[Dataset rows for apps and sites]
———
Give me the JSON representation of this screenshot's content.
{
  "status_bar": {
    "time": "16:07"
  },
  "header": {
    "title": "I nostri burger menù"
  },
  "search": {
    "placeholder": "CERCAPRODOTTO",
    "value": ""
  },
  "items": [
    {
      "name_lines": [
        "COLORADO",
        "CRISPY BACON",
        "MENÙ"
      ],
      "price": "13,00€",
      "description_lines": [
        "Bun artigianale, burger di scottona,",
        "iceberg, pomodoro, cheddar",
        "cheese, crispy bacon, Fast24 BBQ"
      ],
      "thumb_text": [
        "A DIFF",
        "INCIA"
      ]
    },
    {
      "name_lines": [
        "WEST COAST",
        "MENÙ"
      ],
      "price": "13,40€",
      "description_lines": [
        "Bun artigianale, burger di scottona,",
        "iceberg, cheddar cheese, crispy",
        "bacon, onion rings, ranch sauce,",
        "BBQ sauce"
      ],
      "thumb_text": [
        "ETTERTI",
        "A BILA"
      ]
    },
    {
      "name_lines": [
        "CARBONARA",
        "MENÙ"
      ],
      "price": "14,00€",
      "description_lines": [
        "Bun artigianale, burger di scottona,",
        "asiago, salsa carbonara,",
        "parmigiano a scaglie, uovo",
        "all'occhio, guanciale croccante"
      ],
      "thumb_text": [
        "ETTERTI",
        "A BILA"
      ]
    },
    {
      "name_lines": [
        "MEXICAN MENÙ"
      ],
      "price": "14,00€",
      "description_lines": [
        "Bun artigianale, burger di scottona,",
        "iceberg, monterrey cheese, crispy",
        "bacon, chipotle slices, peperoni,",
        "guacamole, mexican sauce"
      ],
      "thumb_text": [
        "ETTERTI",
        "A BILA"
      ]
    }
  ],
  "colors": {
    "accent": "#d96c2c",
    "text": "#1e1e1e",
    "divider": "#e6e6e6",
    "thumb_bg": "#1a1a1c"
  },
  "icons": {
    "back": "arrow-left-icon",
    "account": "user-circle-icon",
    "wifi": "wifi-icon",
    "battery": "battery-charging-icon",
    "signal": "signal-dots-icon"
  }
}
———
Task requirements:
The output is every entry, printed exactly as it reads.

Result for this task:
Give me the JSON representation of this screenshot's content.
{
  "status_bar": {
    "time": "16:07"
  },
  "header": {
    "title": "I nostri burger menù"
  },
  "search": {
    "placeholder": "CERCAPRODOTTO",
    "value": ""
  },
  "items": [
    {
      "name_lines": [
        "COLORADO",
        "CRISPY BACON",
        "MENÙ"
      ],
      "price": "13,00€",
      "description_lines": [
        "Bun artigianale, burger di scottona,",
        "iceberg, pomodoro, cheddar",
        "cheese, crispy bacon, Fast24 BBQ"
      ],
      "thumb_text": [
        "A DIFF",
        "INCIA"
      ]
    },
    {
      "name_lines": [
        "WEST COAST",
        "MENÙ"
      ],
      "price": "13,40€",
      "description_lines": [
        "Bun artigianale, burger di scottona,",
        "iceberg, cheddar cheese, crispy",
        "bacon, onion rings, ranch sauce,",
        "BBQ sauce"
      ],
      "thumb_text": [
        "ETTERTI",
        "A BILA"
      ]
    },
    {
      "name_lines": [
        "CARBONARA",
        "MENÙ"
      ],
      "price": "14,00€",
      "description_lines": [
        "Bun artigianale, burger di scottona,",
        "asiago, salsa carbonara,",
        "parmigiano a scaglie, uovo",
        "all'occhio, guanciale croccante"
      ],
      "thumb_text": [
        "ETTERTI",
        "A BILA"
      ]
    },
    {
      "name_lines": [
        "MEXICAN MENÙ"
      ],
      "price": "14,00€",
      "description_lines": [
        "Bun artigianale, burger di scottona,",
        "iceberg, monterrey cheese, crispy",
        "bacon, chipotle slices, peperoni,",
        "guacamole, mexican sauce"
      ],
      "thumb_text": [
        "ETTERTI",
        "A BILA"
      ]
    }
  ],
  "colors": {
    "accent": "#d96c2c",
    "text": "#1e1e1e",
    "divider": "#e6e6e6",
    "thumb_bg": "#1a1a1c"
  },
  "icons": {
    "back": "arrow-left-icon",
    "account": "user-circle-icon",
    "wifi": "wifi-icon",
    "battery": "battery-charging-icon",
    "signal": "signal-dots-icon"
  }
}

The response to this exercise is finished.